AIM OF THE EXERCISE :: Please state how many lines of the material contain "true", giving nothing but the number.

DATA FOR THIS EXERCISE ::
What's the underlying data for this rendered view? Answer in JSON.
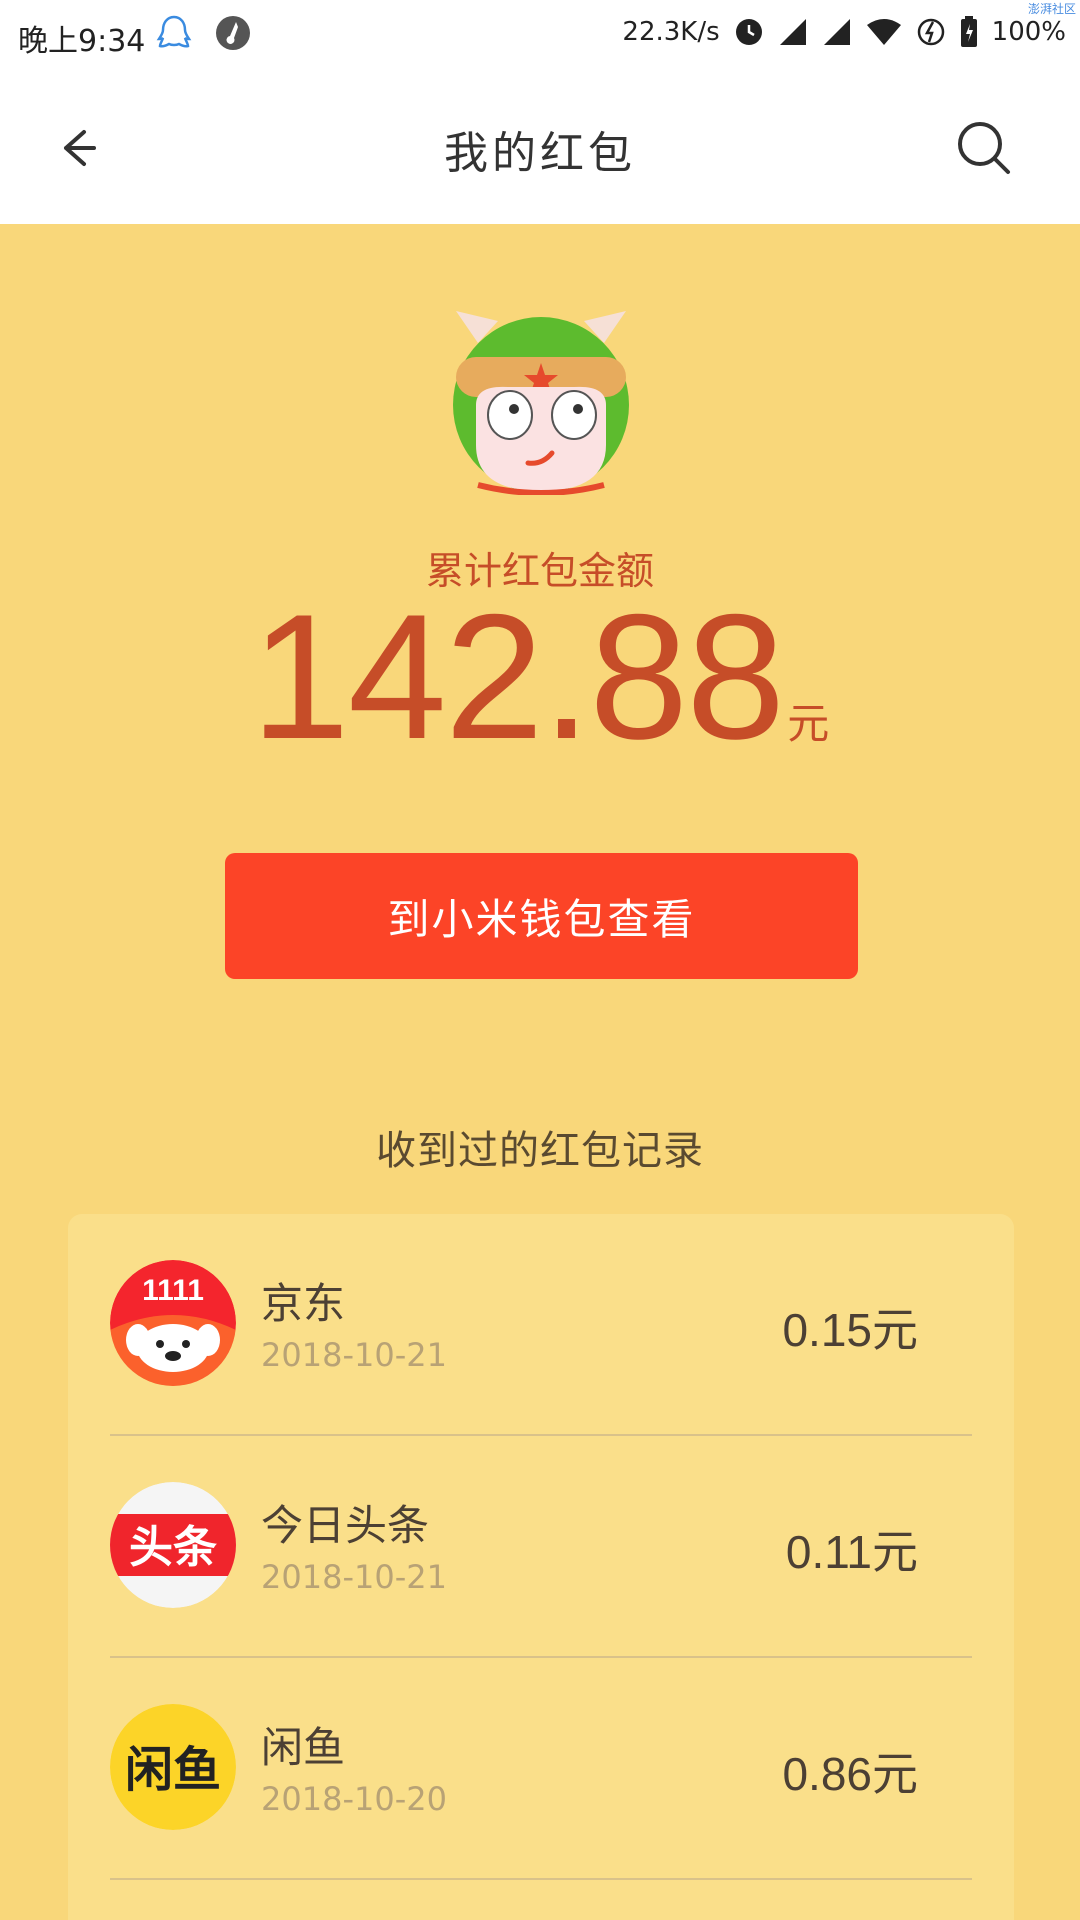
{
  "status_bar": {
    "time": "晚上9:34",
    "network_speed": "22.3K/s",
    "battery": "100%",
    "watermark": "澎湃社区",
    "icons": [
      "qq-icon",
      "music-app-icon",
      "alarm-icon",
      "signal-icon",
      "signal-icon-2",
      "wifi-icon",
      "no-disturb-icon",
      "battery-icon"
    ]
  },
  "header": {
    "title": "我的红包",
    "back_icon": "back-arrow-icon",
    "search_icon": "search-icon"
  },
  "summary": {
    "label": "累计红包金额",
    "amount": "142.88",
    "unit": "元"
  },
  "wallet_button": {
    "label": "到小米钱包查看"
  },
  "records": {
    "title": "收到过的红包记录",
    "items": [
      {
        "name": "京东",
        "date": "2018-10-21",
        "amount": "0.15元",
        "logo": "jd-logo"
      },
      {
        "name": "今日头条",
        "date": "2018-10-21",
        "amount": "0.11元",
        "logo": "toutiao-logo"
      },
      {
        "name": "闲鱼",
        "date": "2018-10-20",
        "amount": "0.86元",
        "logo": "xianyu-logo"
      }
    ]
  },
  "colors": {
    "background": "#f9d77a",
    "accent_red": "#fc4427",
    "amount_text": "#c64d28",
    "card": "#fadf8a"
  }
}
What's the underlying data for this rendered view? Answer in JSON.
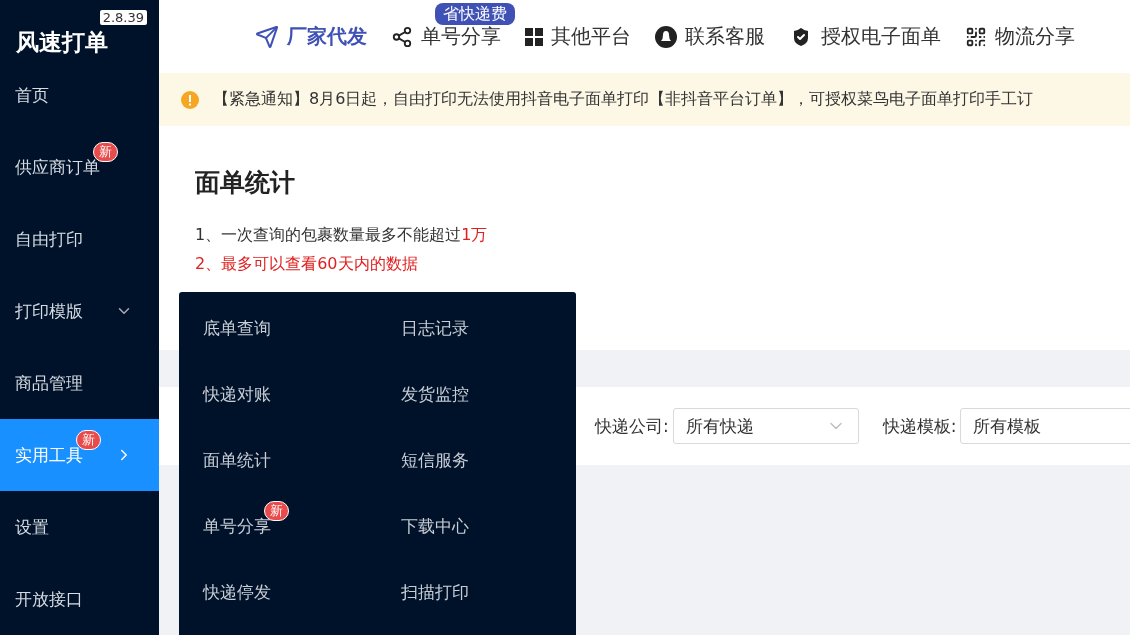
{
  "app": {
    "name": "风速打单",
    "version": "2.8.39"
  },
  "top_nav": [
    {
      "label": "厂家代发",
      "selected": true
    },
    {
      "label": "单号分享",
      "selected": false,
      "badge": "省快递费"
    },
    {
      "label": "其他平台",
      "selected": false
    },
    {
      "label": "联系客服",
      "selected": false
    },
    {
      "label": "授权电子面单",
      "selected": false
    },
    {
      "label": "物流分享",
      "selected": false
    }
  ],
  "notice": "【紧急通知】8月6日起，自由打印无法使用抖音电子面单打印【非抖音平台订单】，可授权菜鸟电子面单打印手工订",
  "sidebar": {
    "items": [
      {
        "label": "首页",
        "selected": false,
        "kind": "link"
      },
      {
        "label": "供应商订单",
        "selected": false,
        "badge": "新",
        "kind": "link"
      },
      {
        "label": "自由打印",
        "selected": false,
        "kind": "link"
      },
      {
        "label": "打印模版",
        "selected": false,
        "kind": "group"
      },
      {
        "label": "商品管理",
        "selected": false,
        "kind": "link"
      },
      {
        "label": "实用工具",
        "selected": true,
        "badge": "新",
        "kind": "popout"
      },
      {
        "label": "设置",
        "selected": false,
        "kind": "link"
      },
      {
        "label": "开放接口",
        "selected": false,
        "kind": "link"
      }
    ]
  },
  "page": {
    "title": "面单统计",
    "notes": [
      {
        "text": "1、一次查询的包裹数量最多不能超过",
        "highlight": "1万",
        "kind": "normal"
      },
      {
        "text": "2、最多可以查看60天内的数据",
        "kind": "warning"
      }
    ]
  },
  "filters": [
    {
      "label": "快递公司:",
      "value": "所有快递",
      "dropdown": true
    },
    {
      "label": "快递模板:",
      "value": "所有模板",
      "dropdown": false
    }
  ],
  "tools_menu": [
    {
      "label": "底单查询"
    },
    {
      "label": "日志记录"
    },
    {
      "label": "快递对账"
    },
    {
      "label": "发货监控"
    },
    {
      "label": "面单统计"
    },
    {
      "label": "短信服务"
    },
    {
      "label": "单号分享",
      "badge": "新"
    },
    {
      "label": "下载中心"
    },
    {
      "label": "快递停发"
    },
    {
      "label": "扫描打印"
    }
  ]
}
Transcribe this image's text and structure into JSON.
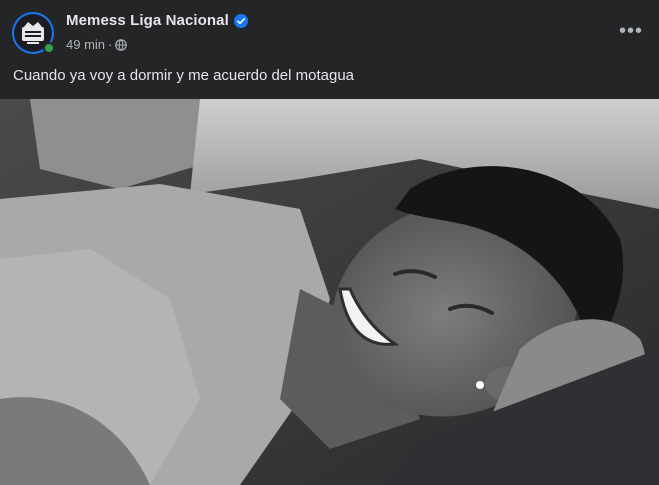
{
  "post": {
    "page_name": "Memess Liga Nacional",
    "verified_icon": "verified-badge-icon",
    "time": "49 min",
    "separator": "·",
    "audience_icon": "globe-icon",
    "more_icon": "more-options-icon",
    "more_label": "•••",
    "caption": "Cuando ya voy a dormir y me acuerdo del motagua"
  },
  "colors": {
    "background": "#242526",
    "primary_text": "#e4e6eb",
    "secondary_text": "#b0b3b8",
    "verified_blue": "#1877f2",
    "online_green": "#31a24c"
  }
}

RESPONSE TO THE TASK :: 3